Research has proven that more and more people are working from home based offices, and even in the large open-plan corporate office spaces, one of the biggest concerns is privacy and how this will be managed. Noise control and space planning need to be addressed to overcome this issue. Henson showed us an image of a privacy solution designed by a student, a chair with pull-down hood, which was an innovative way to solve the problem.
Fashion is not just about the clothes you wear, but also the car you drive, the phone or computer you use, the furniture you choose, the magazines you read. Fashions change on a seasonal basis to encourage consumer spending. Futures forecasting is very different from fashion - it is a skilled process to determine trends that will emerge or decline in the future.
Fashionbytes designs and manages the colour ranges for several industry groups including apparel, textiles, homewares and furnishings. At the conclusion of his presentation, the latest Fashionbytes Colour Palettes for Spring/Summer 2006 were presented, and these were supported with packs of colour samples from Resene, which the seminar attendees numbering over 350, took with them.

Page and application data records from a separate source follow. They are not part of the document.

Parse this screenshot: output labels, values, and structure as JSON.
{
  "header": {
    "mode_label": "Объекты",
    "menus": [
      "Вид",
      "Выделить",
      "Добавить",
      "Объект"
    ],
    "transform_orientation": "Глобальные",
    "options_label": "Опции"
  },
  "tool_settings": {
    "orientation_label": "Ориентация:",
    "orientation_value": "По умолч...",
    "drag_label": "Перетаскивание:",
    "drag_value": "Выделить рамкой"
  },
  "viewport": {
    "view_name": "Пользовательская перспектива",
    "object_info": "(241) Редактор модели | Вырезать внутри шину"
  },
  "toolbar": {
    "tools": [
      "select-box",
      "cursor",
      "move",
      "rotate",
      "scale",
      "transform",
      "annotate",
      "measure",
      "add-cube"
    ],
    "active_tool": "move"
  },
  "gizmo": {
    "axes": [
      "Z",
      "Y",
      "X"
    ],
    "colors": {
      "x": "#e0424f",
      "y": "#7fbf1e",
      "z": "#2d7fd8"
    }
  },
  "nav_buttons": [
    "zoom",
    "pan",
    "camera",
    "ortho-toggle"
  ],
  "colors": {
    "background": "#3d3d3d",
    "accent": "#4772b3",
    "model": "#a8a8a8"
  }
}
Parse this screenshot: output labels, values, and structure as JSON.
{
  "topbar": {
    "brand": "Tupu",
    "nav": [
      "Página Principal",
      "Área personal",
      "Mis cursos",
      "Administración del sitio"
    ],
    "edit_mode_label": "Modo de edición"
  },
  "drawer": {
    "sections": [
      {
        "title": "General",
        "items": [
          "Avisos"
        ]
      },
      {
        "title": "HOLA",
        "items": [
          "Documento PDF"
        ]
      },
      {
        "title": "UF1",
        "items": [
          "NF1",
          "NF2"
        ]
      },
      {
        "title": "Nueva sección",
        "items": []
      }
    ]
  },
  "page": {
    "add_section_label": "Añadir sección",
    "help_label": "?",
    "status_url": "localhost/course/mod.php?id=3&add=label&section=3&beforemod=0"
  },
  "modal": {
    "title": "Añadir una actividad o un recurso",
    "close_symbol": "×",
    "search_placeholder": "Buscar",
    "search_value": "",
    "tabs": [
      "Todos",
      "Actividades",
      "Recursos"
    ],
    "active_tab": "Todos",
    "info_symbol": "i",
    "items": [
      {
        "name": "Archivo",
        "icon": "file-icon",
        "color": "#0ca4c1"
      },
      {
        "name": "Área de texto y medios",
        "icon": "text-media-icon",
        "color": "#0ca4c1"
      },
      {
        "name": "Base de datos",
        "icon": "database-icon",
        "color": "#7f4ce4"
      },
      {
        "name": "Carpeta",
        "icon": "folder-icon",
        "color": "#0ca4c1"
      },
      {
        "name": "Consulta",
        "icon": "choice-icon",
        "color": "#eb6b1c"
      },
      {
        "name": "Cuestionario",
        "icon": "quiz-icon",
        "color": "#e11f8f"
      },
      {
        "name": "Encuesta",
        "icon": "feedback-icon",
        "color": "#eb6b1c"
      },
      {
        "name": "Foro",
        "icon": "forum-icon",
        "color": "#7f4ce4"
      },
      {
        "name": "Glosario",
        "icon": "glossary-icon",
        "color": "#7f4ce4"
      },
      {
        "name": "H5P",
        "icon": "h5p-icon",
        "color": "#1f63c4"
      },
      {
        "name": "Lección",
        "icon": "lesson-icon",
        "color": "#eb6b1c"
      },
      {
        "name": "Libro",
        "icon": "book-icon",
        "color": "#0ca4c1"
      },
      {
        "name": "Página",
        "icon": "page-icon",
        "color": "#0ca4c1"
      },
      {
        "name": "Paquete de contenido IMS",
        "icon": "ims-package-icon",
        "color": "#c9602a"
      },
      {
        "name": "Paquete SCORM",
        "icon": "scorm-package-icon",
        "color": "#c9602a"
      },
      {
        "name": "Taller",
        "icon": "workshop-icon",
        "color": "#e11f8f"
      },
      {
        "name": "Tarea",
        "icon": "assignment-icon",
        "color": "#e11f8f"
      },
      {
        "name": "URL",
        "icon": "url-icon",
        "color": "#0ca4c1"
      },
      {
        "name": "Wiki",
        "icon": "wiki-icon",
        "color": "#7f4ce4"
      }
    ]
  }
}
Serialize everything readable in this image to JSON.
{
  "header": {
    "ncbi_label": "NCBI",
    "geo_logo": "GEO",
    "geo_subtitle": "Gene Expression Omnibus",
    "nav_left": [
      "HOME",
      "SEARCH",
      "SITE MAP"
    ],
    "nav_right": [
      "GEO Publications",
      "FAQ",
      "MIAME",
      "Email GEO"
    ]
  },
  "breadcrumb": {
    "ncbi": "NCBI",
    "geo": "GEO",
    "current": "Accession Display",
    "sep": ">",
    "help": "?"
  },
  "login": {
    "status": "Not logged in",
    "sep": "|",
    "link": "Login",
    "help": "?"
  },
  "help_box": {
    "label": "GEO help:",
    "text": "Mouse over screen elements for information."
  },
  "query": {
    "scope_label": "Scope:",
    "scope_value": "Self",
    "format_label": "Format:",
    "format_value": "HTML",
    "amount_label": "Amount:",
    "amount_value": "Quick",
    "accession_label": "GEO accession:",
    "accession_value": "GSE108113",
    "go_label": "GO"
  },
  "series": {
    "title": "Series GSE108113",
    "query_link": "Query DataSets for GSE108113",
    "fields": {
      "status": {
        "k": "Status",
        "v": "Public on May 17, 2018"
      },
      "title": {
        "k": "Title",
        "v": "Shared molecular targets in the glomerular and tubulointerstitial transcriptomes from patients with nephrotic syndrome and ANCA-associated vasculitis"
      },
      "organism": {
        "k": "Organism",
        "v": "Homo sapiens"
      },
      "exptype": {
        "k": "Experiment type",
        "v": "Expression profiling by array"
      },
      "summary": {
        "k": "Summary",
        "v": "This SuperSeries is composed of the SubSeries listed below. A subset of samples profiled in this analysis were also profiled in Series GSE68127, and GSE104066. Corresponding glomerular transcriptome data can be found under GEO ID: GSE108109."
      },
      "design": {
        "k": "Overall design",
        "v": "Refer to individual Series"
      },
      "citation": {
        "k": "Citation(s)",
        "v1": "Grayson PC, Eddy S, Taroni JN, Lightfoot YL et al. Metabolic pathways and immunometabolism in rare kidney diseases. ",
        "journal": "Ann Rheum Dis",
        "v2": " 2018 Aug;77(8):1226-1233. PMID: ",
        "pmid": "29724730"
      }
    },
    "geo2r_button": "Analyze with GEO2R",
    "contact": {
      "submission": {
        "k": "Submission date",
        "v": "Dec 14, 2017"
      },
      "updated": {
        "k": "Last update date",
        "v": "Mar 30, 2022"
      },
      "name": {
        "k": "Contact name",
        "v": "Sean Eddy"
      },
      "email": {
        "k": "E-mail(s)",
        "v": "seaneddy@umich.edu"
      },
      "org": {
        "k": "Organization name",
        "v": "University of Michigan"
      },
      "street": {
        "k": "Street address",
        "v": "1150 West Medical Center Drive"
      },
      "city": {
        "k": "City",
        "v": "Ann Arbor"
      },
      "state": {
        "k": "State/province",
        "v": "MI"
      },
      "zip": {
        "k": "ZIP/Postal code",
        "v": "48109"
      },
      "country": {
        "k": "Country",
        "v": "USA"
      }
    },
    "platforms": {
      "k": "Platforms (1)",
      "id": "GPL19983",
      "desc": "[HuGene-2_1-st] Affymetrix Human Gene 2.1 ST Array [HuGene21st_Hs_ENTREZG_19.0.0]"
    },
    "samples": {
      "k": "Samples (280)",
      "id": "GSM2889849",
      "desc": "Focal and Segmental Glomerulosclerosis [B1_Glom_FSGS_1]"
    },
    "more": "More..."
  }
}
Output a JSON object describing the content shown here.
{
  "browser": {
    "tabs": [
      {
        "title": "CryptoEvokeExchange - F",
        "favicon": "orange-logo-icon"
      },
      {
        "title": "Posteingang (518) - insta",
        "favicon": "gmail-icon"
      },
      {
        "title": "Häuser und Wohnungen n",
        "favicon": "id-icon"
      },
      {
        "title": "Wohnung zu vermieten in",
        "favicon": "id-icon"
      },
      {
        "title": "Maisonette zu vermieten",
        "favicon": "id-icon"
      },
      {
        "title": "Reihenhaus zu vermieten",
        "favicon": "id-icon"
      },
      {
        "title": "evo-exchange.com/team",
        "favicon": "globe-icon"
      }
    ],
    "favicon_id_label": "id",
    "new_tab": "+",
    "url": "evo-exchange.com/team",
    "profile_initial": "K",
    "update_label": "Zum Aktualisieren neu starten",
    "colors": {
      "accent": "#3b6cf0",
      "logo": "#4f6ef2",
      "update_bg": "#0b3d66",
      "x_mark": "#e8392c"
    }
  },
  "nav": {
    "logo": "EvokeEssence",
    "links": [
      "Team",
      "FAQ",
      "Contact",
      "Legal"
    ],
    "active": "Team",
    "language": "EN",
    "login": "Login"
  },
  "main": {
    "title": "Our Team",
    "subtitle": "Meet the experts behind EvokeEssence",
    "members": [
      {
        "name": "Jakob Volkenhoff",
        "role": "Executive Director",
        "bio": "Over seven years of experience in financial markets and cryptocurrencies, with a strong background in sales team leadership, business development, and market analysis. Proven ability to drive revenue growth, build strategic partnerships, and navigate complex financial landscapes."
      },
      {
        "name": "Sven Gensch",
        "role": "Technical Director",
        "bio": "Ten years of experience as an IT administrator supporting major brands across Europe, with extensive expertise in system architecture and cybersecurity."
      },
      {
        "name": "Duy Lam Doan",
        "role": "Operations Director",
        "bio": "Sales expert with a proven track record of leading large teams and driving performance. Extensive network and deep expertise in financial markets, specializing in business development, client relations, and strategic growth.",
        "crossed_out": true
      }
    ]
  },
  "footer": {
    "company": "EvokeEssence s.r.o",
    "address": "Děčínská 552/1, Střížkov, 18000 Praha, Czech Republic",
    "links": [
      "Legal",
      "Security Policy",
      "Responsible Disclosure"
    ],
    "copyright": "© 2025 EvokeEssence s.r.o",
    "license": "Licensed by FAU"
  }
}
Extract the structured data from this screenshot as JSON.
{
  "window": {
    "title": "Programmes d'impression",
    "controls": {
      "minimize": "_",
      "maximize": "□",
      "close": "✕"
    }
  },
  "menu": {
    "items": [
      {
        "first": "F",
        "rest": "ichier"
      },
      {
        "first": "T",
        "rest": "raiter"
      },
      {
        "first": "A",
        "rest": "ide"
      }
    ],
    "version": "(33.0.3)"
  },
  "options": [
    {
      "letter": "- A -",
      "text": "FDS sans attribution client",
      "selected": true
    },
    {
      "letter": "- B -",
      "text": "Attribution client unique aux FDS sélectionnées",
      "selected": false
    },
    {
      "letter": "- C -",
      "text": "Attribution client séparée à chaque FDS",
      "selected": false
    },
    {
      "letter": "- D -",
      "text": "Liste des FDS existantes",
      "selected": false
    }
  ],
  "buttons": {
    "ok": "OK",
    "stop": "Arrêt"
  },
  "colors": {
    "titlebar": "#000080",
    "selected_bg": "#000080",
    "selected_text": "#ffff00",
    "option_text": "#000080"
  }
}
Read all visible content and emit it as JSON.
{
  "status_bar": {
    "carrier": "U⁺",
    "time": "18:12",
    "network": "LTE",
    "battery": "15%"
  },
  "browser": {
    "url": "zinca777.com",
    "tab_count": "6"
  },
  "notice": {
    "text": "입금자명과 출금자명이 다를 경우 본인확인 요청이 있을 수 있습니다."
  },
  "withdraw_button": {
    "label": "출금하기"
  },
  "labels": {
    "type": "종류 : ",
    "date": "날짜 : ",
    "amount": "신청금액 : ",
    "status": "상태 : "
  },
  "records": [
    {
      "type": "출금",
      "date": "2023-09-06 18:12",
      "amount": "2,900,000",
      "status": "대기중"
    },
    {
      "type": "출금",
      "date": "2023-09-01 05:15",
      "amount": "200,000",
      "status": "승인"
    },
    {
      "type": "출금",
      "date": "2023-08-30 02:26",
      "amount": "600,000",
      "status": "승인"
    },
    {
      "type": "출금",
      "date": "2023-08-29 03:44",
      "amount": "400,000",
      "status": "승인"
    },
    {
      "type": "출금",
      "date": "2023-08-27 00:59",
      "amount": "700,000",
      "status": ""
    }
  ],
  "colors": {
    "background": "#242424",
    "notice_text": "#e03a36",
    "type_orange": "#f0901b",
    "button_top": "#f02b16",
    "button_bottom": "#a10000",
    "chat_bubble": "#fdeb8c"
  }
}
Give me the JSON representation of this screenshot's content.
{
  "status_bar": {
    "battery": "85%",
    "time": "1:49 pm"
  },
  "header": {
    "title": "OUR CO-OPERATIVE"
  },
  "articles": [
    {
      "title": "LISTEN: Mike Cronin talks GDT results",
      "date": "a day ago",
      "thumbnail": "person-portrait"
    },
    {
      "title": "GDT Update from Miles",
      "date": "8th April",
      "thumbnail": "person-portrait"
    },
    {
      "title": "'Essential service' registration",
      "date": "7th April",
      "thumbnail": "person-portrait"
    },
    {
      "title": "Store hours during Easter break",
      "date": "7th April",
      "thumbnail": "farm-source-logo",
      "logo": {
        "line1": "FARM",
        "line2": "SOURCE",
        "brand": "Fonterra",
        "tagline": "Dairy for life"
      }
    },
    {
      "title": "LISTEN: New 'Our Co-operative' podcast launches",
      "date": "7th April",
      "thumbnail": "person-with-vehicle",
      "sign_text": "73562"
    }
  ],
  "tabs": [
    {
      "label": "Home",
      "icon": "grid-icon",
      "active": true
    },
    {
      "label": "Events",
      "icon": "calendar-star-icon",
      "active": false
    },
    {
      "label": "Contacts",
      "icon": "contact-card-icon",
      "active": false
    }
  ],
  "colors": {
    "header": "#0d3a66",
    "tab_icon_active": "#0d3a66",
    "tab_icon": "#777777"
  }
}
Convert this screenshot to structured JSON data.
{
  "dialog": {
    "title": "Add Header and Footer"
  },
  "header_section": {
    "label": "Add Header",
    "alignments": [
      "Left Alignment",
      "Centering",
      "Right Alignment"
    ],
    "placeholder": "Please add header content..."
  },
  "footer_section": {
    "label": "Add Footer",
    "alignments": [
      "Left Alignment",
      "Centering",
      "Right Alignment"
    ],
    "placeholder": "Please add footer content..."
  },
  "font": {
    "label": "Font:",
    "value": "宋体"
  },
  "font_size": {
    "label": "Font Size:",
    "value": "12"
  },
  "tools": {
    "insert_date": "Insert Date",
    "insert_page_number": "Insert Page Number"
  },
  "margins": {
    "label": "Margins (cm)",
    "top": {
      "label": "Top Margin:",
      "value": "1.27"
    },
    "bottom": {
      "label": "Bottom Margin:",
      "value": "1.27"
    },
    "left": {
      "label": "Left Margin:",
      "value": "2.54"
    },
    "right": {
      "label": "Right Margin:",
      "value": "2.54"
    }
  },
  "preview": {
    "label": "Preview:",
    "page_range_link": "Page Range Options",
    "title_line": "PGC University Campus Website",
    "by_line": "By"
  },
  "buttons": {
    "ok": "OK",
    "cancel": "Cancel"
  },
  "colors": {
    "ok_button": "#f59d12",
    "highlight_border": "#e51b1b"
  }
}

Feedback on the seminar has been fantastic -
"the best presenter we've had in New Zealand for years"
"the two hour seminar just flew by, give us more"
"charismatic and very inspiring presenter, thank you Resene.."
"Neil has so much knowledge and expertise, and was so willing to share it with us"
Review provided by Jill Carroll of Colourwaves.